_Task item_
Go through the lines below and copy any that hold the string "FreeScan".

_Information shown_
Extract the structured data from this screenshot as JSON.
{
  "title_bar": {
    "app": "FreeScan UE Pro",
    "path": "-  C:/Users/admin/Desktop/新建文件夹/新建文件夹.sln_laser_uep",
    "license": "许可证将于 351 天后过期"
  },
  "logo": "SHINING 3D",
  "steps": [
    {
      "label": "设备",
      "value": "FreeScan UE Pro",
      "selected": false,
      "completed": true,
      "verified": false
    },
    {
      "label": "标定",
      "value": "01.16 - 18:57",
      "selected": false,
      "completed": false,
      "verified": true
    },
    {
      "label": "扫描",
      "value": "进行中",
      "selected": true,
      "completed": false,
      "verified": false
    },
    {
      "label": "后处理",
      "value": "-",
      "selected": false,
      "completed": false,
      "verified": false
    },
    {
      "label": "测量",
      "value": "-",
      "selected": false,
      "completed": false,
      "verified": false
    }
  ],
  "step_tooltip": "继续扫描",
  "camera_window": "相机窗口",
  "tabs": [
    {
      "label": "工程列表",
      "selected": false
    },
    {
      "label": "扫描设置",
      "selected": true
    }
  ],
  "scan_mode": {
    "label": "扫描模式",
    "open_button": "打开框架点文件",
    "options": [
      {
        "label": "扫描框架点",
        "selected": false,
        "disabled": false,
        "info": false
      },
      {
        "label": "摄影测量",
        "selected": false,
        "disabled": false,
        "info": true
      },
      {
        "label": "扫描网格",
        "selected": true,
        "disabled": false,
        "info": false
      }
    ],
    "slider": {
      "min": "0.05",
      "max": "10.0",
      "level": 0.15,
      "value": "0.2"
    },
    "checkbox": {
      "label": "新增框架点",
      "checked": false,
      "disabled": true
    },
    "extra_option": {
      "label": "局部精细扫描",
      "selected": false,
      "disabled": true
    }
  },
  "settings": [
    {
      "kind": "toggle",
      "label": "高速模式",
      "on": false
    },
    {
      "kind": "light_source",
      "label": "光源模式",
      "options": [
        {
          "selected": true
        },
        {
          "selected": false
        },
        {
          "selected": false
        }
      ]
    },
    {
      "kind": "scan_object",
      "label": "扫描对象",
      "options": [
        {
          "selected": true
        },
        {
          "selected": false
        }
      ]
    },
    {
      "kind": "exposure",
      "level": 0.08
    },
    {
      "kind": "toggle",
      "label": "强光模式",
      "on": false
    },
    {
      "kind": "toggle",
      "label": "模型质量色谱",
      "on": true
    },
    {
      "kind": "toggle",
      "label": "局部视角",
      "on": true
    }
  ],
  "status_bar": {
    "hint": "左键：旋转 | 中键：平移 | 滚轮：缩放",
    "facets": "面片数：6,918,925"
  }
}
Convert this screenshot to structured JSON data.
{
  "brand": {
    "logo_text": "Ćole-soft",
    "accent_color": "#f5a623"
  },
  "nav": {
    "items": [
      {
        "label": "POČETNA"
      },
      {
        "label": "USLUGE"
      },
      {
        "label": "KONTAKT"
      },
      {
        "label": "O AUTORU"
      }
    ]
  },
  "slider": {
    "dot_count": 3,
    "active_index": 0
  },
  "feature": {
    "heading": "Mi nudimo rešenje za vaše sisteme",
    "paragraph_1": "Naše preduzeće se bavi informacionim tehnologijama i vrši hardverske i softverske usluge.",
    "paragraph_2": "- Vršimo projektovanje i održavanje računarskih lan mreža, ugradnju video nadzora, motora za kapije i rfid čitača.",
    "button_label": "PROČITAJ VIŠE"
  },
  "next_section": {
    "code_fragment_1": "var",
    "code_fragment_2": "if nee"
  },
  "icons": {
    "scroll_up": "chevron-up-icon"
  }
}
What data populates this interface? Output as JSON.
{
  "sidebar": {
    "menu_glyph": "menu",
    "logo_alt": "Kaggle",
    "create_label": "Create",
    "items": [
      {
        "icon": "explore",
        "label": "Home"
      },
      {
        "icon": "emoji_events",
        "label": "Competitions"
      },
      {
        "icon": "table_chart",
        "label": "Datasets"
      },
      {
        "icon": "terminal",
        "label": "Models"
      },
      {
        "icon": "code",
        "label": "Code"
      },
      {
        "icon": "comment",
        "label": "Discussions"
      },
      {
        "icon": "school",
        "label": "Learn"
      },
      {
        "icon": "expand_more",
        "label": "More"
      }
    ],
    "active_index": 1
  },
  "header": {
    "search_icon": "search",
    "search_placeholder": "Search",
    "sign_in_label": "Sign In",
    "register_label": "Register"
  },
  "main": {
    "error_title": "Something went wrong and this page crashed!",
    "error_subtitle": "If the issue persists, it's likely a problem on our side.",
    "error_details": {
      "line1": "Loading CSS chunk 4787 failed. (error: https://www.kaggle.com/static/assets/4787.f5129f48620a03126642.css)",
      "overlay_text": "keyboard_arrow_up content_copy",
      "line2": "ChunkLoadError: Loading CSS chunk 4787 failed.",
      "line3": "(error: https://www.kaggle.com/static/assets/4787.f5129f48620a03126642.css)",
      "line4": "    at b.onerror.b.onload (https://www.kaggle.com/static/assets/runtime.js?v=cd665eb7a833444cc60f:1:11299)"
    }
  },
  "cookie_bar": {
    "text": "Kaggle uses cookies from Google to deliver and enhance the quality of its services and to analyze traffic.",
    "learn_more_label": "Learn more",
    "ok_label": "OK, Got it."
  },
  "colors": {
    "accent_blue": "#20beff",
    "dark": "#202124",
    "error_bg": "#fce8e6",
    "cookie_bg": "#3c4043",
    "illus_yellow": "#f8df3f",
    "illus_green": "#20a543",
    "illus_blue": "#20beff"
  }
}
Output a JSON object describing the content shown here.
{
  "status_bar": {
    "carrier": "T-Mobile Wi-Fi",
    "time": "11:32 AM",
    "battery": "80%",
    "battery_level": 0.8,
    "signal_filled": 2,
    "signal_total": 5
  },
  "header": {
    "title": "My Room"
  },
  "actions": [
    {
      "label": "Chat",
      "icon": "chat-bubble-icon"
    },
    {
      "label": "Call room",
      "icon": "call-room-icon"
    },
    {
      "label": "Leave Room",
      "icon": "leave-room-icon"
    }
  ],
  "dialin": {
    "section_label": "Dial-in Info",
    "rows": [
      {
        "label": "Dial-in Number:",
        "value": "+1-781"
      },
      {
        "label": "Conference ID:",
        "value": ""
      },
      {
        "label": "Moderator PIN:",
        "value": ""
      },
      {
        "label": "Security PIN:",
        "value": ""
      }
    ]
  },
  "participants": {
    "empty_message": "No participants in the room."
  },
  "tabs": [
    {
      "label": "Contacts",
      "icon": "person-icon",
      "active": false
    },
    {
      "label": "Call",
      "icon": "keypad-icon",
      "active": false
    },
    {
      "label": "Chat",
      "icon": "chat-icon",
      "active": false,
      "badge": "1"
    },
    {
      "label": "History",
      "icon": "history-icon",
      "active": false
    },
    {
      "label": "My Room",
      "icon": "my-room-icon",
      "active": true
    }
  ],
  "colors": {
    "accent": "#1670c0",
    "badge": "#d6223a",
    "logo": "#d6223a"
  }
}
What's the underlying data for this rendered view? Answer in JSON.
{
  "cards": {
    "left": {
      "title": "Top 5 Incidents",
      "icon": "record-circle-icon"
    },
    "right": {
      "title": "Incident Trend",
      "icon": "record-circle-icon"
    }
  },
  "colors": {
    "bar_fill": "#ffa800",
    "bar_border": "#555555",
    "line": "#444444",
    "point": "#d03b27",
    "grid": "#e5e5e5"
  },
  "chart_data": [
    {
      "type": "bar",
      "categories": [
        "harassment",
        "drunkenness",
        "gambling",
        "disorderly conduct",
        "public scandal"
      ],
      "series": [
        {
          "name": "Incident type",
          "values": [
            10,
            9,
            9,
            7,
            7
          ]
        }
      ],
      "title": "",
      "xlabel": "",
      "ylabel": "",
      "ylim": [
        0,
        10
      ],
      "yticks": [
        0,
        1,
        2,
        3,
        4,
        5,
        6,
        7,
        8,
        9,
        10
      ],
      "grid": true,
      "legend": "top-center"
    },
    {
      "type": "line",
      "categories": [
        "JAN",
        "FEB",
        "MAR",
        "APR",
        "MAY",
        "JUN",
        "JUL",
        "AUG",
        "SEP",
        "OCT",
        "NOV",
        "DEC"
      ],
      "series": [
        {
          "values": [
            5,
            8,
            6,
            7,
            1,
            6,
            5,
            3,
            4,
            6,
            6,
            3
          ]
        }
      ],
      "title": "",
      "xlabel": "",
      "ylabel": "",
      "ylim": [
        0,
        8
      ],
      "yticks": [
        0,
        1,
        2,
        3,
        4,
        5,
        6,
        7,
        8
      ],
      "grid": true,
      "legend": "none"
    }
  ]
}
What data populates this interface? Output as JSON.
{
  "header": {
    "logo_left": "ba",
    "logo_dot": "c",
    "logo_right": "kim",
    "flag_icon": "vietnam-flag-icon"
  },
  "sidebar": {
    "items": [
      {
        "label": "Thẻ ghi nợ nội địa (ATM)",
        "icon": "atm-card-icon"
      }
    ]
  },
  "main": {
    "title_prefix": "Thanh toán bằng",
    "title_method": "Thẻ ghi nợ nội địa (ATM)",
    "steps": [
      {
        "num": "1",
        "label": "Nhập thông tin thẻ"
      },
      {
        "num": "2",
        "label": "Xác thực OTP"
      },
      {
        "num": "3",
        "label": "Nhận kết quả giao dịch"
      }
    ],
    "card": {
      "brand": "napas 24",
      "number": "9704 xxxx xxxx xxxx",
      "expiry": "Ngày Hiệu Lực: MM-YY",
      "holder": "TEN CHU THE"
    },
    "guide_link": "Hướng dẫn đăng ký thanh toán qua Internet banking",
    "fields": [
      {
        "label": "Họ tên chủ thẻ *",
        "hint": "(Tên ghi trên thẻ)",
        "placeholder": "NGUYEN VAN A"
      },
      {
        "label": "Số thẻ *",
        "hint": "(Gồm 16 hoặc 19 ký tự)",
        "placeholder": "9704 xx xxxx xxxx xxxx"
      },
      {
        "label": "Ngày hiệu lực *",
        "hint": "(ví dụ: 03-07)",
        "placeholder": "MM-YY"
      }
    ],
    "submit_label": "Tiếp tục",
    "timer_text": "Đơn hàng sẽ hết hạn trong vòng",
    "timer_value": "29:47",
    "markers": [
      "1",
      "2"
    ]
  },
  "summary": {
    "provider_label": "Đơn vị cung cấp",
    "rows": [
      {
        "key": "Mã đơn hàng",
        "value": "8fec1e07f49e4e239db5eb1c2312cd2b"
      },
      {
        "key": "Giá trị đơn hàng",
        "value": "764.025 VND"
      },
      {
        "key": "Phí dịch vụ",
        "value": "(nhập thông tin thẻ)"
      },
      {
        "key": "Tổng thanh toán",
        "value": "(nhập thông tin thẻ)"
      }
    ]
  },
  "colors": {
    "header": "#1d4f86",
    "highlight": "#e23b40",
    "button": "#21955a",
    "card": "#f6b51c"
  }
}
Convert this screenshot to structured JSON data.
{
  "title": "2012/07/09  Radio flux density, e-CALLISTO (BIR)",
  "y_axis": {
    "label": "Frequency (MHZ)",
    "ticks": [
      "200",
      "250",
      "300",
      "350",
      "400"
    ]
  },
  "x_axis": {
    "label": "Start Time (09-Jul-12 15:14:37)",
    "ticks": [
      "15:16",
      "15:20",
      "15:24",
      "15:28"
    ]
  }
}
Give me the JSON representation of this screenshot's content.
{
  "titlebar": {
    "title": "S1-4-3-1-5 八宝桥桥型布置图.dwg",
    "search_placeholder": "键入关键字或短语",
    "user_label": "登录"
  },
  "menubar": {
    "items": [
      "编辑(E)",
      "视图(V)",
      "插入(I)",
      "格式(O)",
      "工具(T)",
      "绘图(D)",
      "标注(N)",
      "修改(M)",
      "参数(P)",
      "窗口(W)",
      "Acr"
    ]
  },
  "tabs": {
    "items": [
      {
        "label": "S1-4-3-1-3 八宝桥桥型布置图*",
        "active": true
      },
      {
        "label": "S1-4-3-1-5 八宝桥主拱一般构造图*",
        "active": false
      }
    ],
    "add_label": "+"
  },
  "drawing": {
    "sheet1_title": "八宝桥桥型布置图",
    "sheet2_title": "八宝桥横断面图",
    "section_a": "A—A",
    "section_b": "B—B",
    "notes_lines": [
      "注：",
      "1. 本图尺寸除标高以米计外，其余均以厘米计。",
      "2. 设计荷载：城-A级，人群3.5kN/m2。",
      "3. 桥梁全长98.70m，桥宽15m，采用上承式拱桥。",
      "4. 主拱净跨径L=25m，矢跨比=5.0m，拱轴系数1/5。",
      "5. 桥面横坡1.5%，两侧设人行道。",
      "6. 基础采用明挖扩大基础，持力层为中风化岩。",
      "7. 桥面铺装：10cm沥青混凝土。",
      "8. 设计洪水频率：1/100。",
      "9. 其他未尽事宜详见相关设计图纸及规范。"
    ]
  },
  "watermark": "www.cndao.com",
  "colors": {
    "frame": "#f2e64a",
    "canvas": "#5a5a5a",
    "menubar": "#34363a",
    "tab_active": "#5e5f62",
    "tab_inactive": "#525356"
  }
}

_Response area_
    "app": "FreeScan UE Pro",
      "value": "FreeScan UE Pro",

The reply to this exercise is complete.